Activity: Copy each line from the records below in which the word "dekking" is found.

Data excerpts:

━━━━━━━━━━━━━━━━━━━━━━━━━━━━━━

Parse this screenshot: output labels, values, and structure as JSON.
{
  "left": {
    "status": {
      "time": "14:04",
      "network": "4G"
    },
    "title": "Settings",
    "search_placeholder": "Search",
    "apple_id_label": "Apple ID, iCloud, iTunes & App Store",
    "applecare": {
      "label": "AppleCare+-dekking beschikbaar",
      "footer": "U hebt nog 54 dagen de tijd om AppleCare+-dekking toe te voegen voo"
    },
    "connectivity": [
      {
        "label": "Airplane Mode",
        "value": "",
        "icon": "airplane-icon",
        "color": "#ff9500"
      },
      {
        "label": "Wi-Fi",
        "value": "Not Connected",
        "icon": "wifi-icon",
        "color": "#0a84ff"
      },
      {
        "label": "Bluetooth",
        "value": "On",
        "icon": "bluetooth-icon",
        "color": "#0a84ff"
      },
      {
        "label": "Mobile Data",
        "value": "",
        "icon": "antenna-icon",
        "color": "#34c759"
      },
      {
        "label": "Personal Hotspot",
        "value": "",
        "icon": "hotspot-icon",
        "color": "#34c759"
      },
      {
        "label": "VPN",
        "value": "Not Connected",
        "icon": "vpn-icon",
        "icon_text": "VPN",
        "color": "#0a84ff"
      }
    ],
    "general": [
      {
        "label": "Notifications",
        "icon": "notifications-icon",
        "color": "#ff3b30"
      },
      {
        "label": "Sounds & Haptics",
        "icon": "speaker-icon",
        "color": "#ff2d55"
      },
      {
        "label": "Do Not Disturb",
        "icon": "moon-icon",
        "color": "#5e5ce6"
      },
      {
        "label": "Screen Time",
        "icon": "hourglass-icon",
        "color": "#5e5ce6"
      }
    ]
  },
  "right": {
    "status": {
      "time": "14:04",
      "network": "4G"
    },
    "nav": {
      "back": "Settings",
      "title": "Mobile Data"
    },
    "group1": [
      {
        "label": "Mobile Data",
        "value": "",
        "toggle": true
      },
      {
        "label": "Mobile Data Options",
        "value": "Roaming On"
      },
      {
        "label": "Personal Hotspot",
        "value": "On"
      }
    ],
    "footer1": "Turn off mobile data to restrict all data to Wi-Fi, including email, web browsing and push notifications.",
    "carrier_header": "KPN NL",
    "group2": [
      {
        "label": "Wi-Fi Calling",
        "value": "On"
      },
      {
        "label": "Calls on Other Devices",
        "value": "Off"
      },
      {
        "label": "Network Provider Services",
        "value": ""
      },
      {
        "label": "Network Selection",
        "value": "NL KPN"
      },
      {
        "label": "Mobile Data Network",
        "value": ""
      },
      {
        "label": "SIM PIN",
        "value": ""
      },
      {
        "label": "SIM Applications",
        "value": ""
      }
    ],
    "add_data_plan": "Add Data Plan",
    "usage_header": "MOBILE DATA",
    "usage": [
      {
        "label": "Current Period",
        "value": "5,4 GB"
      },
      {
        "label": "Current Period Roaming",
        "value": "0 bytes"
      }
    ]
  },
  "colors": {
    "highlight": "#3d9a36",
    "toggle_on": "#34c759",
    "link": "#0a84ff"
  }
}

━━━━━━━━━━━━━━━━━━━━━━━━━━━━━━

Task answer:
      "label": "AppleCare+-dekking beschikbaar",
      "footer": "U hebt nog 54 dagen de tijd om AppleCare+-dekking toe te voegen voo"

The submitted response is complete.